The Admiralty Court in London has found a handysize bulker mainly responsible for a serious collision involving an Awilco LNG carrier off Singapore in 2019.

This is despite an admission from the gas vessel’s master immediately after the incident that “we f***ed up”.

Norway’s Awilco LNG has always maintained that its 156,000-cbm WilForce (built 2013) was struck by the 39,300-dwt newly built open-hatch bulker Western Moscow (built 2019). The gas carrier, which was in ballast, spent months under repair.

Judge Sir Nigel Teare has now ruled that the bulker, owned by Ratu Shipping and on its maiden voyage, is liable for 75% of the £14m ($17.6m) damage costs.

The judgment includes a transcript of conversations between the vessels and Singapore’s vessel traffic information system (VTIS).

As a collision became more of a possibility, VTIS said to the Wilforce: “Take early action eh. Keep lookout. You’ve this Western Moscow. Starboard bow, going to the westbound traffic lane.”

The Awilco LNG master replied: “But I cannot stop ship now. I cannot slow down now. It’s going now very quick. I am very close to him now and I’ve this towing system here. I cannot ... I am slowing down ... but it’s crazy.”

The captain then told the Western Moscow: “We are going to crash. Go to starboard now.”

But the port bow of the bulker struck the port side of the Wilforce at an angle of about 50 degrees.

After the collision, the master of the Wilforce said on the bridge: “We f***ed up.” But he also blamed the Western Moscow, saying it “did not turn”.

‘Very poor’ bulker lookout

Teare said the lookout on board the Western Moscow was “very poor”.

“Given that Western Moscow was navigating within the southern part of the Precautionary Area and intent on joining the westbound traffic lane, this poor lookout was particularly blameworthy,” the judge added.

The failure of the Wilforce to reduce speed substantially was the result not of a poor lookout but of the vessel’s failure to comply with the local rule requiring it to be in a state of “maximum manoeuvring readiness”, the judgment said.

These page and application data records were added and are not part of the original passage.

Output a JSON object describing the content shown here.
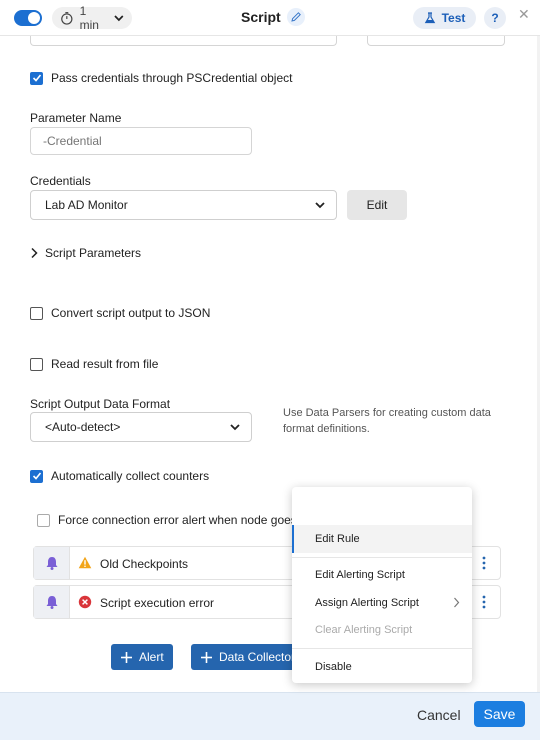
{
  "header": {
    "interval_value": "1 min",
    "title": "Script",
    "test_label": "Test",
    "help_label": "?",
    "close_label": "✕"
  },
  "form": {
    "pass_credentials_label": "Pass credentials through PSCredential object",
    "pass_credentials_checked": true,
    "parameter_name_label": "Parameter Name",
    "parameter_name_placeholder": "-Credential",
    "credentials_label": "Credentials",
    "credentials_value": "Lab AD Monitor",
    "credentials_edit_label": "Edit",
    "script_parameters_label": "Script Parameters",
    "convert_json_label": "Convert script output to JSON",
    "convert_json_checked": false,
    "read_file_label": "Read result from file",
    "read_file_checked": false,
    "output_format_label": "Script Output Data Format",
    "output_format_value": "<Auto-detect>",
    "output_format_hint": "Use Data Parsers for creating custom data format definitions.",
    "auto_collect_label": "Automatically collect counters",
    "auto_collect_checked": true,
    "force_error_label": "Force connection error alert when node goes to down state",
    "force_error_checked": false
  },
  "alerts": [
    {
      "name": "Old Checkpoints",
      "severity": "warning"
    },
    {
      "name": "Script execution error",
      "severity": "error"
    }
  ],
  "actions": {
    "alert_label": "Alert",
    "data_collector_label": "Data Collector"
  },
  "context_menu": {
    "items": [
      {
        "label": "Edit Rule",
        "active": true
      },
      {
        "label": "Edit Alerting Script"
      },
      {
        "label": "Assign Alerting Script",
        "has_submenu": true
      },
      {
        "label": "Clear Alerting Script",
        "disabled": true
      },
      {
        "label": "Disable"
      }
    ]
  },
  "footer": {
    "cancel_label": "Cancel",
    "save_label": "Save"
  },
  "colors": {
    "accent": "#1c6fd1",
    "button_blue": "#2565ae",
    "warning": "#f2a51a",
    "error": "#d9353a",
    "bell": "#7a5fd6",
    "footer_bg": "#e9f1fa"
  }
}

This breach of Rule 6 of the Collision Regulations was particularly blameworthy because the Wilforce was approaching the Precautionary Area.

So each vessel breached an important obligation, the one to keep a good lookout and the other to proceed at a safe speed, the judge ruled.

The Western Moscow’s poor lookout was especially striking because the bulker was turning to port on to a westerly heading in the southern half of the Precautionary Area towards a vessel proceeding easterly in the southern half of the Precautionary Area where eastbound vessels would be expected.

By contrast, Wilforce appreciated the risk of collision because the vessel was keeping a good lookout, Teare found.

The LNG ship’s fault lay in the reaction to the risk of collision created by the bulker, although the Wilforce’s ability to react was limited by its own prior fault regarding speed.